Steve Warrington, winner of several Maryland harness racing driving titles in recent years, has been excluded from Rosecroft and Delmarva raceways, effective immediately.
Rosecroft's director of operations, Tom Barry, gave Warrington a letter informing him of the exclusion after the 11th race Sunday night. Although the notice was signed by Barry, the decision to ban Warrington was made by Jim Murphy, Rosecroft's president and general manager. Murphy yesterday said he would not comment on his reasons for the exclusion.
Warrington is a director of the Maryland Harness Horsemen's Association, a new organization that was started in response to local horsemen's frustrations with the Cloverleaf Standardbred Owners Association, which currently represents Maryland horsemen in negotiations with the track.
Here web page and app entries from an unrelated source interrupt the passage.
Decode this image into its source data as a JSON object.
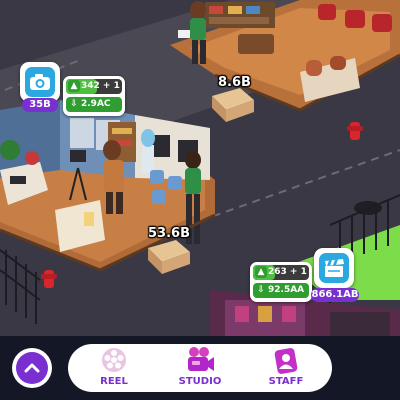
{
  "world": {
    "cash_pickups": [
      {
        "id": "top",
        "amount": "8.6B"
      },
      {
        "id": "middle",
        "amount": "53.6B"
      }
    ]
  },
  "stations": {
    "photo": {
      "icon": "camera-icon",
      "level_badge": "35B",
      "progress_text": "342 + 1",
      "progress_fraction": 0.55,
      "income_text": "2.9AC",
      "accent": "#2aa8e0"
    },
    "film": {
      "icon": "clapperboard-icon",
      "level_badge": "866.1AB",
      "progress_text": "263 + 1",
      "progress_fraction": 0.4,
      "income_text": "92.5AA",
      "accent": "#2aa8e0"
    }
  },
  "bottom_nav": {
    "up_icon": "chevron-up-icon",
    "items": [
      {
        "label": "REEL",
        "icon": "film-reel-icon",
        "active": false
      },
      {
        "label": "STUDIO",
        "icon": "movie-camera-icon",
        "active": true
      },
      {
        "label": "STAFF",
        "icon": "staff-badge-icon",
        "active": false
      }
    ]
  },
  "colors": {
    "brand_purple": "#7a2fd1",
    "income_green": "#2f9d30",
    "station_blue": "#2aa8e0",
    "nav_background": "#141726"
  }
}
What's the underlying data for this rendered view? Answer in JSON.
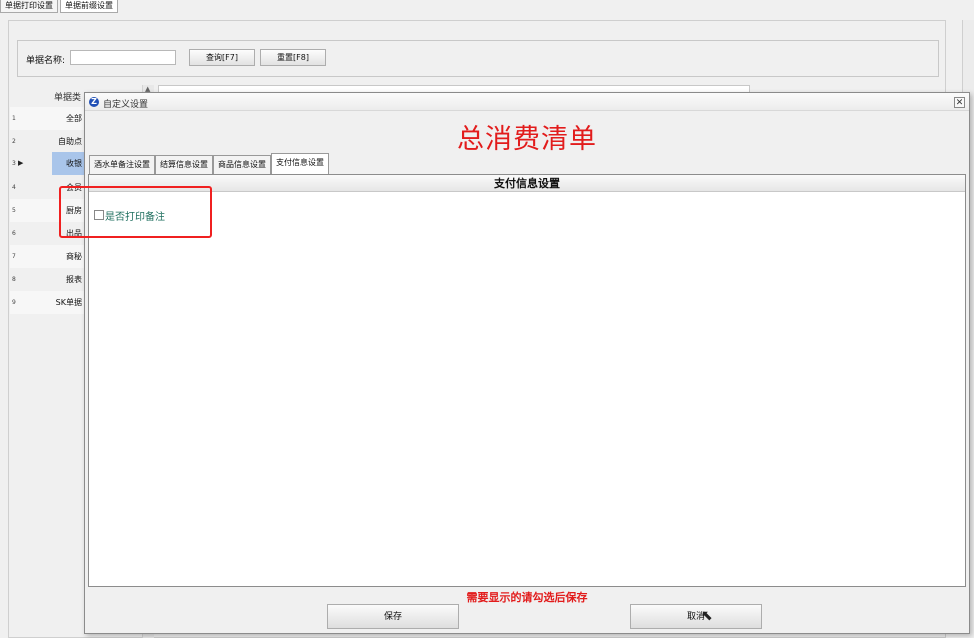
{
  "top_tabs": [
    "单据打印设置",
    "单据前缀设置"
  ],
  "filter": {
    "label": "单据名称:",
    "value": "",
    "query_button": "查询[F7]",
    "reset_button": "重置[F8]"
  },
  "left_grid": {
    "header": "单据类",
    "rows": [
      {
        "idx": "1",
        "name": "全部"
      },
      {
        "idx": "2",
        "name": "自助点"
      },
      {
        "idx": "3",
        "name": "收银"
      },
      {
        "idx": "4",
        "name": "会员"
      },
      {
        "idx": "5",
        "name": "厨房"
      },
      {
        "idx": "6",
        "name": "出品"
      },
      {
        "idx": "7",
        "name": "商秘"
      },
      {
        "idx": "8",
        "name": "报表"
      },
      {
        "idx": "9",
        "name": "SK单据"
      }
    ],
    "selected_row": "3"
  },
  "dialog": {
    "title": "自定义设置",
    "logo_letter": "Z",
    "close_glyph": "✕",
    "big_title": "总消费清单",
    "tabs": [
      "酒水单备注设置",
      "结算信息设置",
      "商品信息设置",
      "支付信息设置"
    ],
    "active_tab": "支付信息设置",
    "section_header": "支付信息设置",
    "checkbox": {
      "label": "是否打印备注",
      "checked": false
    },
    "hint": "需要显示的请勾选后保存",
    "save_button": "保存",
    "cancel_button": "取消"
  },
  "colors": {
    "accent_red": "#e21c1c",
    "selected_row": "#a9c5ea",
    "checkbox_label": "#1f6f5f"
  }
}
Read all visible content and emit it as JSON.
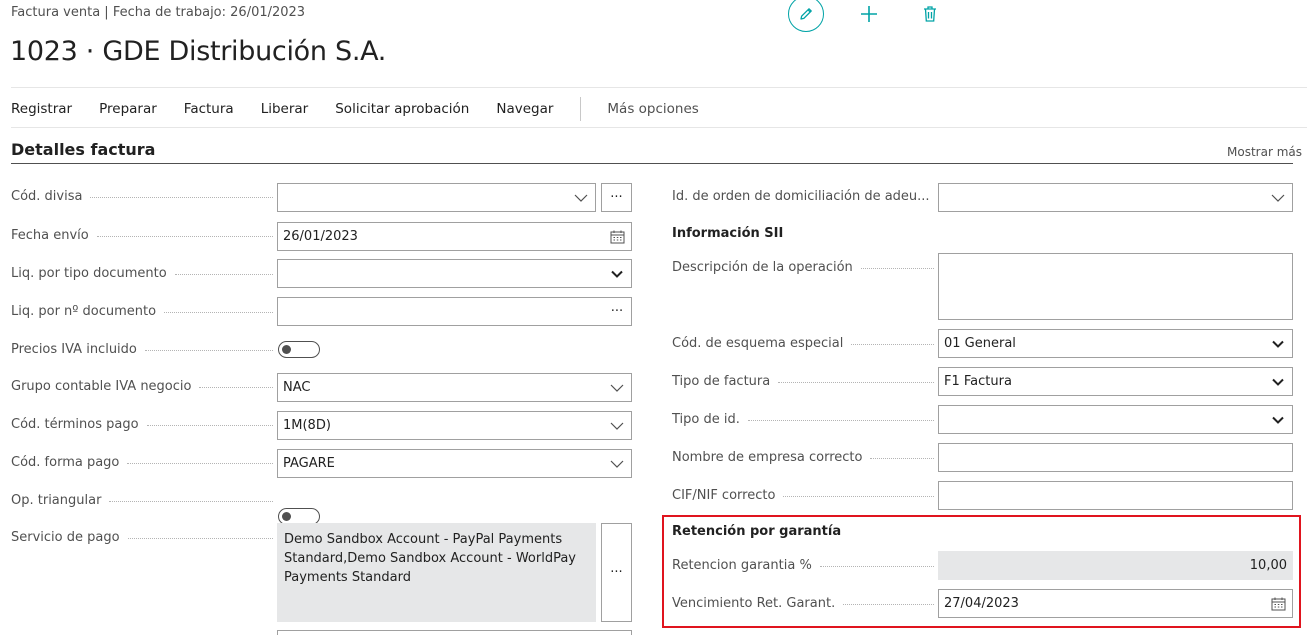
{
  "header": {
    "breadcrumb": "Factura venta | Fecha de trabajo: 26/01/2023",
    "title": "1023 · GDE Distribución S.A.",
    "accent_color": "#00a3a6"
  },
  "actions": {
    "items": [
      "Registrar",
      "Preparar",
      "Factura",
      "Liberar",
      "Solicitar aprobación",
      "Navegar"
    ],
    "more": "Más opciones"
  },
  "section": {
    "title": "Detalles factura",
    "show_more": "Mostrar más"
  },
  "left_fields": {
    "cod_divisa": {
      "label": "Cód. divisa",
      "value": ""
    },
    "fecha_envio": {
      "label": "Fecha envío",
      "value": "26/01/2023"
    },
    "liq_tipo_doc": {
      "label": "Liq. por tipo documento",
      "value": ""
    },
    "liq_num_doc": {
      "label": "Liq. por nº documento",
      "value": ""
    },
    "precios_iva": {
      "label": "Precios IVA incluido",
      "value": "off"
    },
    "grupo_iva": {
      "label": "Grupo contable IVA negocio",
      "value": "NAC"
    },
    "terminos_pago": {
      "label": "Cód. términos pago",
      "value": "1M(8D)"
    },
    "forma_pago": {
      "label": "Cód. forma pago",
      "value": "PAGARE"
    },
    "op_triangular": {
      "label": "Op. triangular",
      "value": "off"
    },
    "servicio_pago": {
      "label": "Servicio de pago",
      "value": "Demo Sandbox Account - PayPal Payments Standard,Demo Sandbox Account - WorldPay Payments Standard"
    }
  },
  "right_fields": {
    "id_orden": {
      "label": "Id. de orden de domiciliación de adeu...",
      "value": ""
    },
    "sii_heading": "Información SII",
    "descripcion": {
      "label": "Descripción de la operación",
      "value": ""
    },
    "esquema": {
      "label": "Cód. de esquema especial",
      "value": "01 General"
    },
    "tipo_factura": {
      "label": "Tipo de factura",
      "value": "F1 Factura"
    },
    "tipo_id": {
      "label": "Tipo de id.",
      "value": ""
    },
    "nombre_empresa": {
      "label": "Nombre de empresa correcto",
      "value": ""
    },
    "cif_nif": {
      "label": "CIF/NIF correcto",
      "value": ""
    },
    "retencion_heading": "Retención por garantía",
    "retencion_pct": {
      "label": "Retencion garantia %",
      "value": "10,00"
    },
    "vencimiento": {
      "label": "Vencimiento Ret. Garant.",
      "value": "27/04/2023"
    }
  },
  "ellipsis_glyph": "···",
  "highlight_color": "#e0141e"
}
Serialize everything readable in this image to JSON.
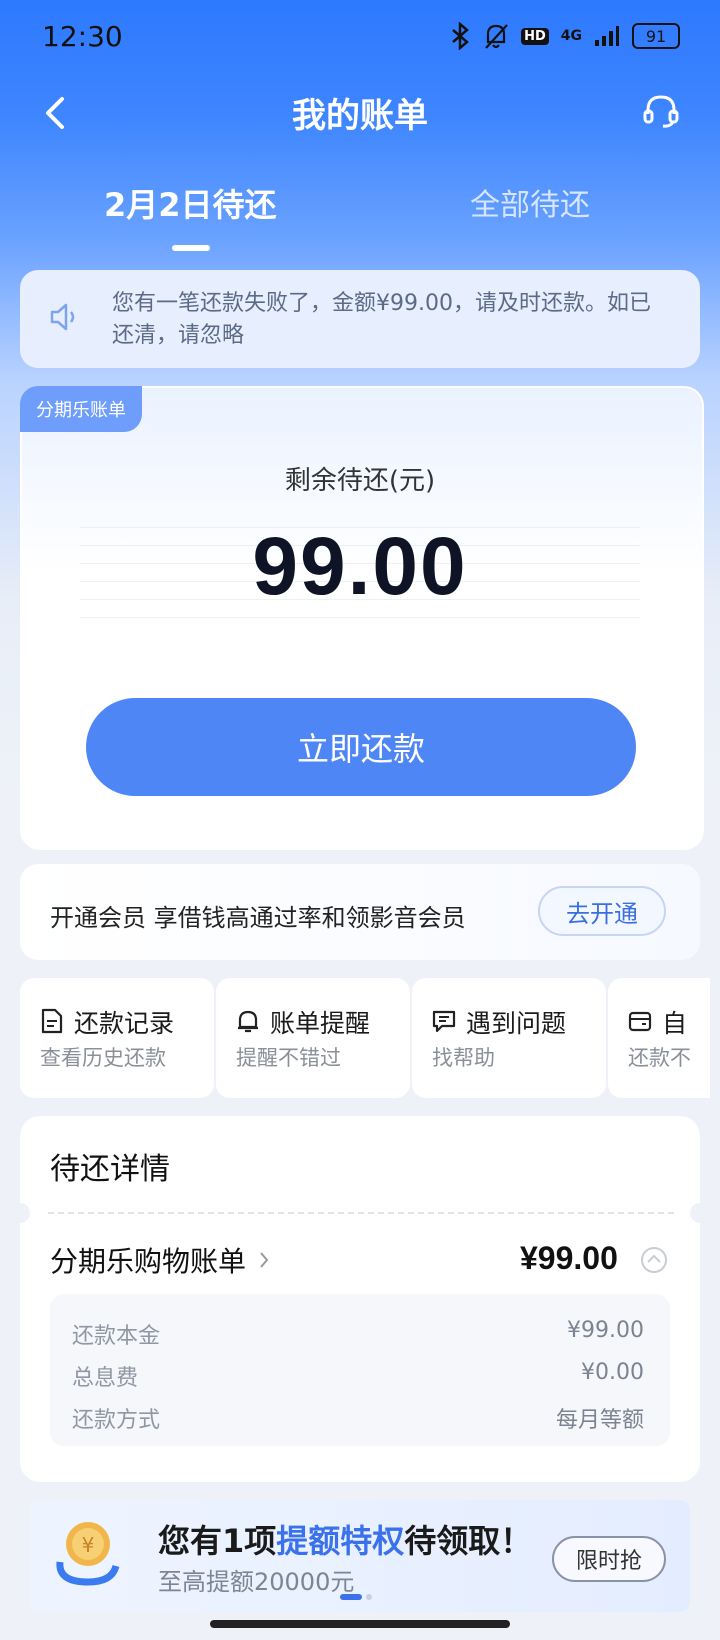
{
  "status_bar": {
    "time": "12:30",
    "network": "4G",
    "hd": "HD",
    "battery": "91"
  },
  "header": {
    "title": "我的账单",
    "back_icon": "chevron-left-icon",
    "service_icon": "headset-icon"
  },
  "tabs": [
    {
      "label": "2月2日待还",
      "active": true
    },
    {
      "label": "全部待还",
      "active": false
    }
  ],
  "notice": {
    "text": "您有一笔还款失败了，金额¥99.00，请及时还款。如已还清，请忽略",
    "icon": "speaker-icon"
  },
  "bill_card": {
    "tag": "分期乐账单",
    "remaining_label": "剩余待还(元)",
    "amount": "99.00",
    "pay_button": "立即还款"
  },
  "membership": {
    "text": "开通会员 享借钱高通过率和领影音会员",
    "button": "去开通"
  },
  "shortcuts": [
    {
      "title": "还款记录",
      "subtitle": "查看历史还款",
      "icon": "document-icon"
    },
    {
      "title": "账单提醒",
      "subtitle": "提醒不错过",
      "icon": "bell-icon"
    },
    {
      "title": "遇到问题",
      "subtitle": "找帮助",
      "icon": "message-icon"
    },
    {
      "title": "自",
      "subtitle": "还款不",
      "icon": "wallet-icon"
    }
  ],
  "details": {
    "title": "待还详情",
    "bill_name": "分期乐购物账单",
    "bill_amount": "¥99.00",
    "rows": [
      {
        "label": "还款本金",
        "value": "¥99.00"
      },
      {
        "label": "总息费",
        "value": "¥0.00"
      },
      {
        "label": "还款方式",
        "value": "每月等额"
      }
    ]
  },
  "promo": {
    "text_before": "您有1项",
    "highlight": "提额特权",
    "text_after": "待领取！",
    "subtitle": "至高提额20000元",
    "button": "限时抢"
  },
  "colors": {
    "primary": "#4f86f6",
    "accent_text": "#3b72ec",
    "header_bg": "#2d79ff"
  }
}
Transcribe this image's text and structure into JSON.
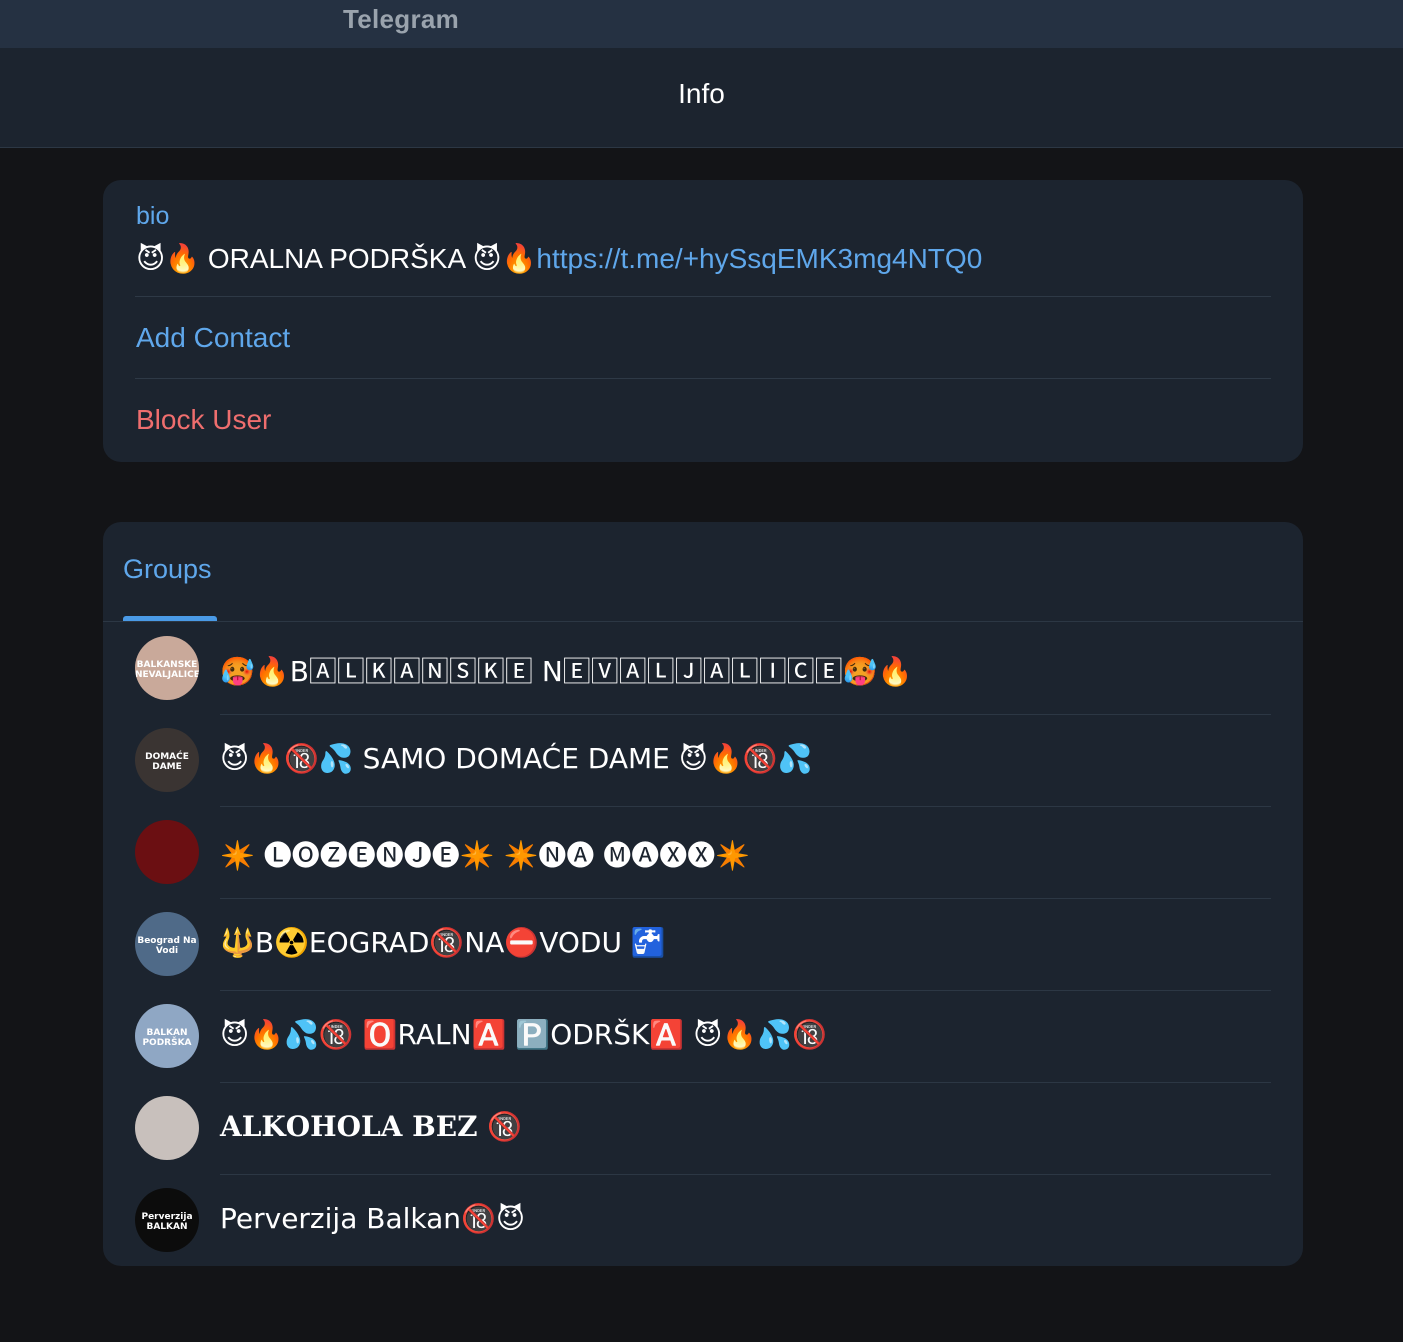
{
  "window": {
    "app_title": "Telegram"
  },
  "header": {
    "title": "Info"
  },
  "info": {
    "bio_label": "bio",
    "bio_text": "😈🔥 ORALNA PODRŠKA 😈🔥",
    "bio_link": "https://t.me/+hySsqEMK3mg4NTQ0",
    "add_contact": "Add Contact",
    "block_user": "Block User"
  },
  "groups": {
    "tab_label": "Groups",
    "items": [
      {
        "name": "🥵🔥B🄰🄻🄺🄰🄽🅂🄺🄴 N🄴🅅🄰🄻🄹🄰🄻🄸🄲🄴🥵🔥",
        "avatar_text": "BALKANSKE NEVALJALICE",
        "avatar_color": "#c9a99a"
      },
      {
        "name": "😈🔥🔞💦 SAMO DOMAĆE DAME 😈🔥🔞💦",
        "avatar_text": "DOMAĆE DAME",
        "avatar_color": "#3a3432"
      },
      {
        "name": "✴️ 🅛🅞🅩🅔🅝🅙🅔✴️ ✴️🅝🅐 🅜🅐🅧🅧✴️",
        "avatar_text": "",
        "avatar_color": "#6b0f12"
      },
      {
        "name": "🔱B☢️EOGRAD🔞NA⛔VODU 🚰",
        "avatar_text": "Beograd Na Vodi",
        "avatar_color": "#4f6a88"
      },
      {
        "name": "😈🔥💦🔞 🅾️RALN🅰️ 🅿️ODRŠK🅰️ 😈🔥💦🔞",
        "avatar_text": "BALKAN PODRŠKA",
        "avatar_color": "#8fa7c4"
      },
      {
        "name": "𝐀𝐋𝐊𝐎𝐇𝐎𝐋𝐀 𝐁𝐄𝐙 🔞",
        "avatar_text": "",
        "avatar_color": "#c8c0bc"
      },
      {
        "name": "Perverzija Balkan🔞😈",
        "avatar_text": "Perverzija BALKAN",
        "avatar_color": "#0c0c0c"
      }
    ]
  }
}
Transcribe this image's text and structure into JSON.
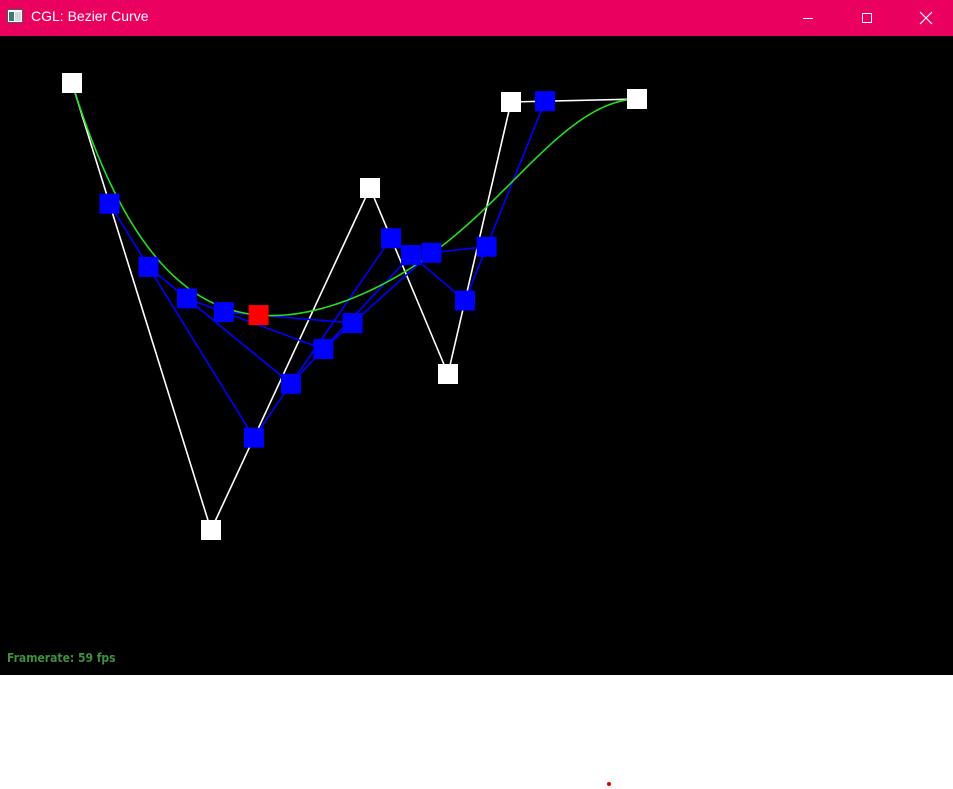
{
  "window": {
    "title": "CGL: Bezier Curve",
    "titlebar_color": "#ea005e",
    "buttons": {
      "minimize_icon": "minimize-icon",
      "maximize_icon": "maximize-icon",
      "close_icon": "close-icon"
    }
  },
  "status": {
    "framerate": "Framerate: 59 fps"
  },
  "scene": {
    "background_color": "#000000",
    "control_polygon_color": "#ffffff",
    "intermediate_color": "#0000ff",
    "curve_color": "#22dd22",
    "current_point_color": "#ff0000",
    "control_point_count": 6
  }
}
Cloverleaf and Rosecroft recently agreed to a new contract covering purse distribution.
Warrington said he believes the ban has to do with his involvement in the new horsemen's association or with his dealings with Rosecroft's racing secretary, Billy Perkins.
Murphy said no action has been taken against any horseman simply because they are associated with the new group. Bib Roberts, a trainer and driver at Rosecroft and also a director of the new association, said he knew of no other actions taken against members.
"I have no idea why," Warrington said of his exclusion. "It's got nothing to do with racing. The judges knew nothing about it. I know I haven't done anything. The damage it will do to me is incredible." Warrington said there are no suspensions pending against him.
Warrington is the third-leading driver at Rosecroft with 53 victories. His 21 percent winning proficiency is the best at the track. He lives in Galena, Md., and has raced in the state for 15 years.
The exclusion of Warrington was a first for Murphy, who runs Rosecroft, Delmarva and Atlantic City Race Course, a thoroughbred track. Murphy's predecessor at Rosecroft, Bill Miller, often used the track's exclusionary powers.
Warrington said there has been friction between he and Perkins for the past year. "It's no secret," he said. "The racing secretary and I don't get along down there."
Perkins confirmed he has had personal problems with Warrington. "That's common knowledge," he said, declining further comment.
Courts have ruled in numerous cases around the country that a race track has the right to exclude anyone as long as the exclusion is not based on sex, race or religion. To protect themselves against possible legal action, tracks usually will not disclose the specific reason for an exclusion.
Warrington operated a high-quality stable in Maryland with his brother Dan, the leading trainer at Rosecroft this summer.